UK property prices in Britain jumped 13% in the year to June, taking the average house price to £294,845, says a leading British lender. It is the highest annual growth rate since 2004, according to the latest Halifax house price index. Prices went up by 1.8% in June alone, up from 1% in May, which is the 12th consecutive month of price inflation. Russell Galley, managing director at Halifax, said: “The supply-demand imbalance continues to be the reason house prices are rising so sharply. Demand is still strong – though activity levels have slowed to be in line with pre-Covid averages – while the stock of available properties for sale remains extremely low.” He added: “Of course, the housing market will not remain immune from the challenging economic environment. But for now it continues to demonstrate – as it has done over the last couple of years – the unique combination of factors impacting prices. One of these remains the huge shift in demand towards bigger properties, with average prices for detached houses rising by almost twice the rate of flats over the past year (13.9% vs 7.6%).” He went on to say that moving forward, inflationary squeezes and higher interest rates will drag on the property sector and we can anticipate a slowdown of house price growth in the months ahead. On Wednesday, two senior Bank of England officials said that the UK’s central bank will “do whatever is necessary” to help stop the soaring cost of living from becoming a permanent inflation issue, suggesting more and possibly larger, rate hikes. The Bank has raised interest rates five times since December to 1.25%.

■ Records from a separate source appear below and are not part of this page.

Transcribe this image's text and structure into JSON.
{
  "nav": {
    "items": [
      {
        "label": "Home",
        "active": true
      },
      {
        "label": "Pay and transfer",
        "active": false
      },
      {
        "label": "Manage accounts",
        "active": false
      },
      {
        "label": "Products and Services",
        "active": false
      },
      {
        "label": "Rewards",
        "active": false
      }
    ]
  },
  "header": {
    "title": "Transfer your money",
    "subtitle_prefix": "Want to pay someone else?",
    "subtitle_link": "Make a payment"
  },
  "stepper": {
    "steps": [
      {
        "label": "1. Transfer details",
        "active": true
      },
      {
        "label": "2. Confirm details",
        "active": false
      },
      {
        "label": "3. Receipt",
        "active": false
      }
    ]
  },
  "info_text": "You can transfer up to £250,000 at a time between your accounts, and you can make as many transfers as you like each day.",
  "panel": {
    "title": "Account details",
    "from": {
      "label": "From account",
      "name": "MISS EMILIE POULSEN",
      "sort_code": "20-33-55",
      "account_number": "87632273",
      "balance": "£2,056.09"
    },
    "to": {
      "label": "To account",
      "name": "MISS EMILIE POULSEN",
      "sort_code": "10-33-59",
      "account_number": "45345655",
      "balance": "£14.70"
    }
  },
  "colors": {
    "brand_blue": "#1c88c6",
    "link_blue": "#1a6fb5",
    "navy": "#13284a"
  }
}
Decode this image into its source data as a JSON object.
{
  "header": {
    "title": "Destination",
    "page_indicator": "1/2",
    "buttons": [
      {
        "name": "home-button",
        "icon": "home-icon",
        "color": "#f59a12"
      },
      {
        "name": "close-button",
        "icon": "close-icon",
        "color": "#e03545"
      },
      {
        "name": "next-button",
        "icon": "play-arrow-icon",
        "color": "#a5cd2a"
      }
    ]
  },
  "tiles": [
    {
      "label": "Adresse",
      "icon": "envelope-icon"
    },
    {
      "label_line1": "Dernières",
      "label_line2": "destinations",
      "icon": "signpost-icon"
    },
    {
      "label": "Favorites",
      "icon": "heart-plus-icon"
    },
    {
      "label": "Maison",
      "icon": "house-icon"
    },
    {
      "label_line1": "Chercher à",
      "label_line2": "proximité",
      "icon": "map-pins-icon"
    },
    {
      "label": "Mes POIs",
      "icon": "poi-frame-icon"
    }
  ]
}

Northern Ireland is the region which continues to have the strongest annual growth in house prices, up by 15.2% to an average property price of £187,833, according to the report. Wales is close behind with 14.3% annual growth to an average price of £219,281. The British capital is lagging behind other regions with annual price gains of 7.1%, though with an average property price of £547,031 it is still the most expensive place in the country to purchase by a considerable margin.